Before the Internet went mainstream, you’d either have to check out newspaper ads or drive from store to store to comparison shop. Even after the Internet went mainstream, you’d still have to sit at your computer to comparison shop from home before heading out, unless you wanted to spend all day driving from store to store.
Now, bar code scanners allow customers to scan items (via a mobile phone) at a particular store and compare prices to nearby stores as well as online retailers. So, next time a sales rep. at a store tells you that his store’s deal is better than the rest, you can instantly prove him right or wrong.
Also, some stores have installed bar code scanners for customers to scan items with. This can be helpful when a price-tag is missing or to verify that a posted sale is still valid.
Bar code scanners can be used in conjunction with certain document imaging systems. The documents are given bar codes and tracked through the use of these devices. Effectively, this is a means of inventory control, only for documents instead of typical inventory items such as parts or consumer goods.
In the ever-evolving world of technology, it may seem odd that bar code scanners have maintained their relevance over several decades. Technologies that are in high-demand one day can quickly become obsolete. However, given the information that their usage can provide, bar code scanners will probably be around for a while.
Once a mainstay next to the cash register as a large device with loads of buttons, a credit card reader can now come in the form of a small device that can be attached to your computer. For small businesses or those who just don’t want a clunky device taking up extra space, this can be a great deal.

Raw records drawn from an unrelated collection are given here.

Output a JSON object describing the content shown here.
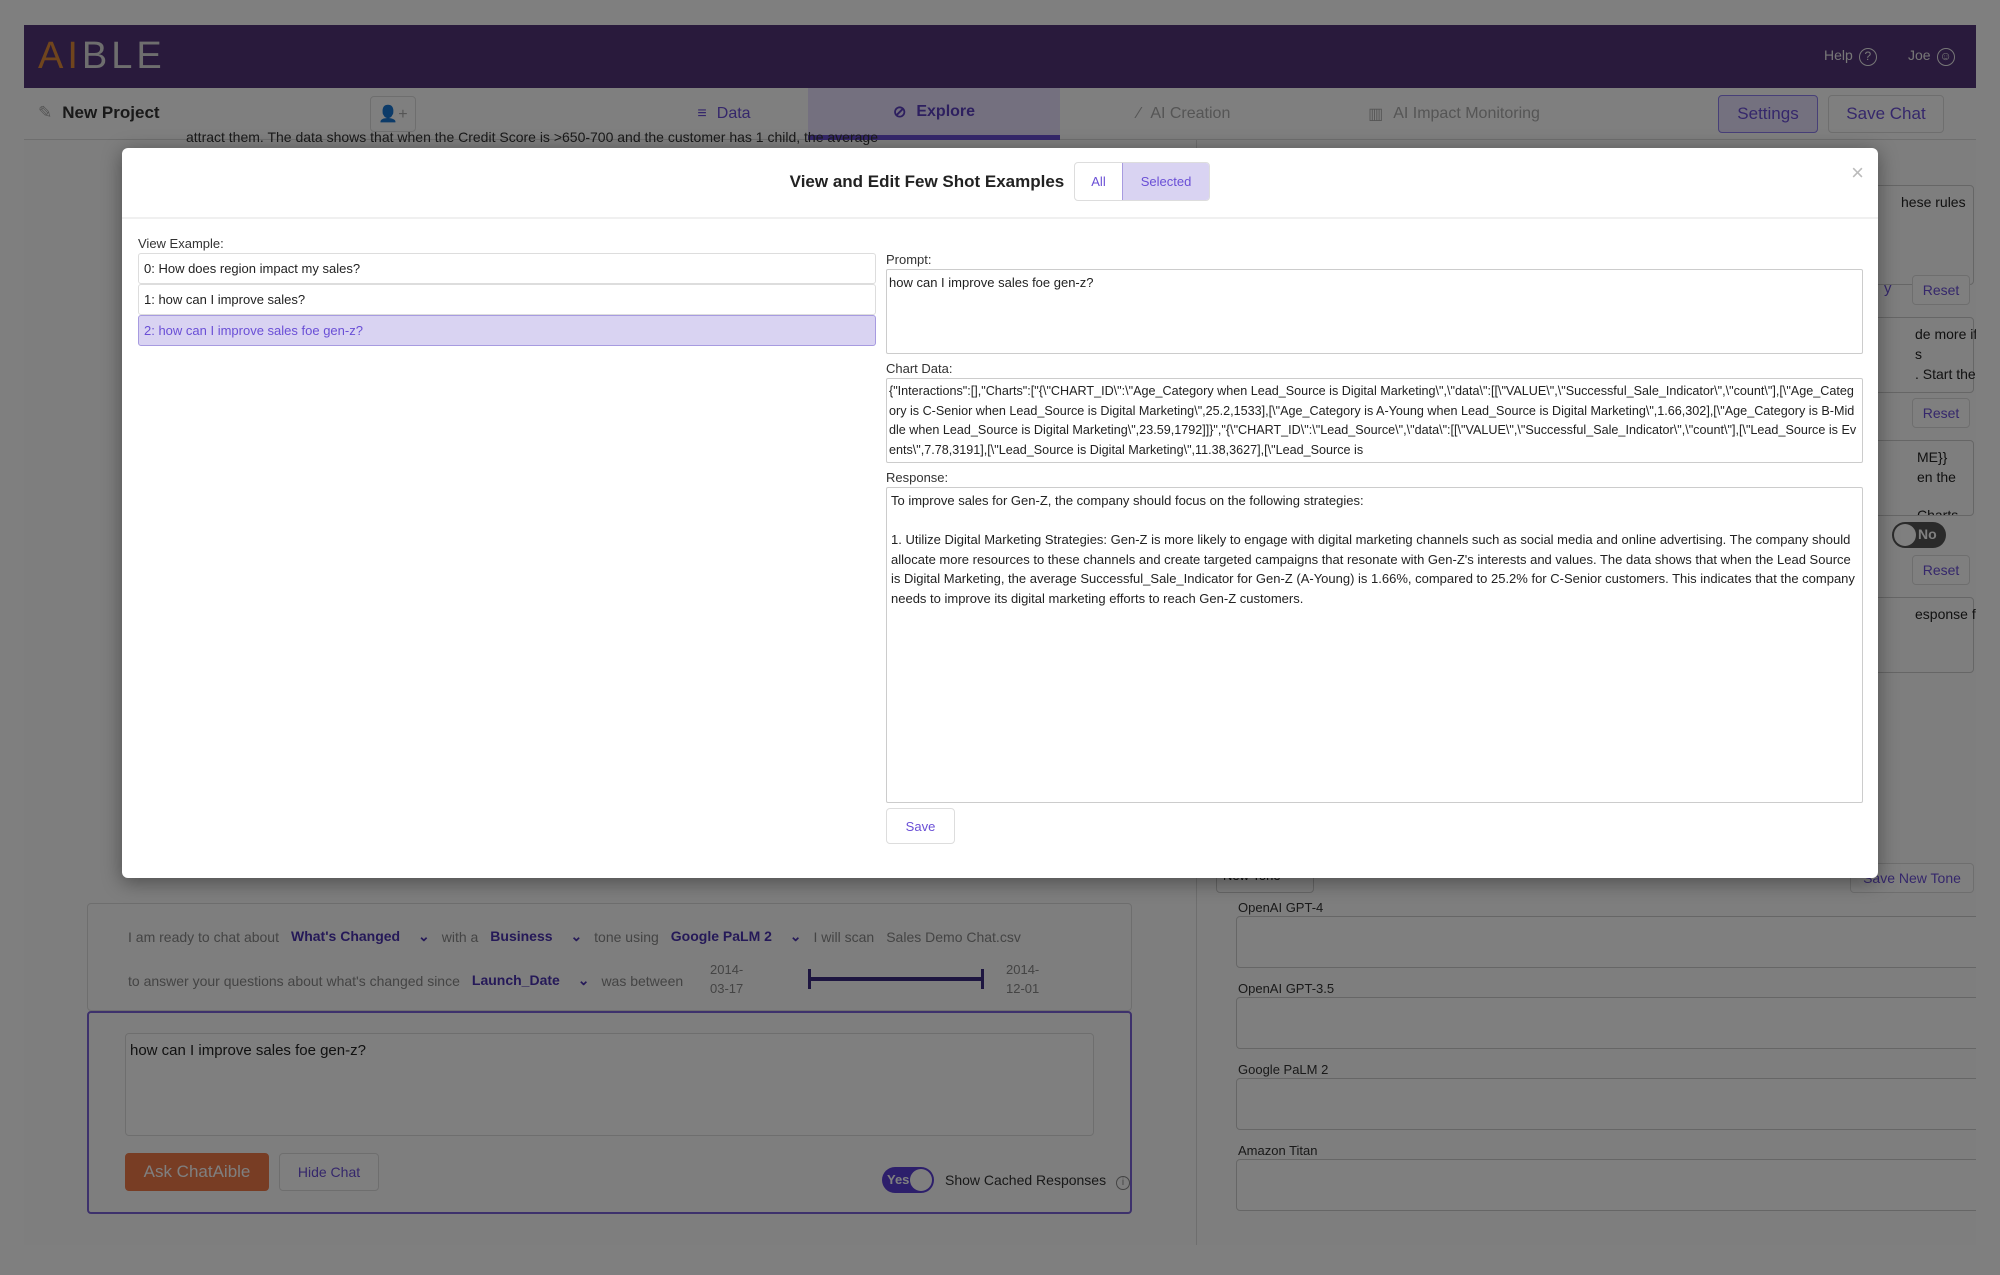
{
  "header": {
    "logo": "AIBLE",
    "help": "Help",
    "user": "Joe"
  },
  "nav": {
    "project": "New Project",
    "tabs": [
      {
        "label": "Data"
      },
      {
        "label": "Explore",
        "active": true
      },
      {
        "label": "AI Creation"
      },
      {
        "label": "AI Impact Monitoring"
      }
    ],
    "settings": "Settings",
    "save_chat": "Save Chat"
  },
  "background_text": "attract them. The data shows that when the Credit Score is >650-700 and the customer has 1 child, the average",
  "chat_settings": {
    "p1": "I am ready to chat about",
    "topic": "What's Changed",
    "p2": "with a",
    "tone": "Business",
    "p3": "tone using",
    "model": "Google PaLM 2",
    "p4": "I will scan",
    "file": "Sales Demo Chat.csv",
    "p5": "to answer your questions about what's changed since",
    "date_field": "Launch_Date",
    "p6": "was between",
    "range_start": "2014-03-17",
    "range_end": "2014-12-01"
  },
  "chat": {
    "input": "how can I improve sales foe gen-z?",
    "ask": "Ask ChatAible",
    "hide": "Hide Chat",
    "toggle": "Yes",
    "cached": "Show Cached Responses"
  },
  "right_panel": {
    "frag1": "hese rules",
    "frag2": "y",
    "reset": "Reset",
    "frag3": "de more if",
    "frag4": "s",
    "frag5": ". Start the",
    "frag6": "ME}}",
    "frag7": "en the",
    "frag8": "Charts",
    "toggle_no": "No",
    "frag9": "esponse for",
    "new_tone": "New Tone",
    "save_new_tone": "Save New Tone",
    "models": [
      "OpenAI GPT-4",
      "OpenAI GPT-3.5",
      "Google PaLM 2",
      "Amazon Titan"
    ]
  },
  "modal": {
    "title": "View and Edit Few Shot Examples",
    "filter_all": "All",
    "filter_selected": "Selected",
    "close": "×",
    "view_example_label": "View Example:",
    "examples": [
      "0: How does region impact my sales?",
      "1: how can I improve sales?",
      "2: how can I improve sales foe gen-z?"
    ],
    "selected_index": 2,
    "prompt_label": "Prompt:",
    "prompt": "how can I improve sales foe gen-z?",
    "chart_data_label": "Chart Data:",
    "chart_data": "{\"Interactions\":[],\"Charts\":[\"{\\\"CHART_ID\\\":\\\"Age_Category when Lead_Source is Digital Marketing\\\",\\\"data\\\":[[\\\"VALUE\\\",\\\"Successful_Sale_Indicator\\\",\\\"count\\\"],[\\\"Age_Category is C-Senior when Lead_Source is Digital Marketing\\\",25.2,1533],[\\\"Age_Category is A-Young when Lead_Source is Digital Marketing\\\",1.66,302],[\\\"Age_Category is B-Middle when Lead_Source is Digital Marketing\\\",23.59,1792]]}\",\"{\\\"CHART_ID\\\":\\\"Lead_Source\\\",\\\"data\\\":[[\\\"VALUE\\\",\\\"Successful_Sale_Indicator\\\",\\\"count\\\"],[\\\"Lead_Source is Events\\\",7.78,3191],[\\\"Lead_Source is Digital Marketing\\\",11.38,3627],[\\\"Lead_Source is",
    "response_label": "Response:",
    "response_p1": "To improve sales for Gen-Z, the company should focus on the following strategies:",
    "response_p2": "1. Utilize Digital Marketing Strategies: Gen-Z is more likely to engage with digital marketing channels such as social media and online advertising. The company should allocate more resources to these channels and create targeted campaigns that resonate with Gen-Z's interests and values. The data shows that when the Lead Source is Digital Marketing, the average Successful_Sale_Indicator for Gen-Z (A-Young) is 1.66%, compared to 25.2% for C-Senior customers. This indicates that the company needs to improve its digital marketing efforts to reach Gen-Z customers.",
    "save": "Save"
  },
  "colors": {
    "accent": "#6a4fd6",
    "header": "#2a1a3c",
    "ask_button": "#c0603a"
  }
}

A modern credit card reader can fit in the palm of your hand. You can get one that still has the same functionality of a much larger credit card processing machine in that it can read the magnetic tape that is found on most credit cards. However, a credit card reader that can be attached to your computer opens up a world of options, as it can be used at work, home or anywhere else that you work from.
To illustrate how a credit card reader for your computer could be very helpful, let’s consider an experience that I had with an one owner business. It was a woman who owned a graphic-design business.
I made a few purchases from this woman over the course of a few weeks. On each occasion, time was not of the essence, so I paid with cash. The woman had to leave her computer (where she appeared to be at every time I walked in), walk over to a separate area, take my cash and print out a receipt. I’m not even certain that she had a credit card reader at all, but, judging by most businesses in that area, she would have had an older machine if she did. Had she been very busy, that could be a very inefficient process when taking multiple customers into consideration.
Instead, the woman could have had a credit card reader attached to her computer. Payment could have been as efficient as a quick swipe of a credit card and off I would have been with my purchase. Imagine how much more efficient this would have been if she had a long list of customers to serve to get an idea of how a relatively inexpensive device could be highly useful.
Should You Get a Credit Card Reader For Your Computer?
If you use a computer during your daily business activities or just have one present on site, a credit card reader can be a great tool. Getting approved for a merchant account, downloading some software and attaching a credit card reader to a USB port is all it takes to get the ball rolling. Just think of the increased productivity and user-friendliness that a credit card reader for your computer could add to your business!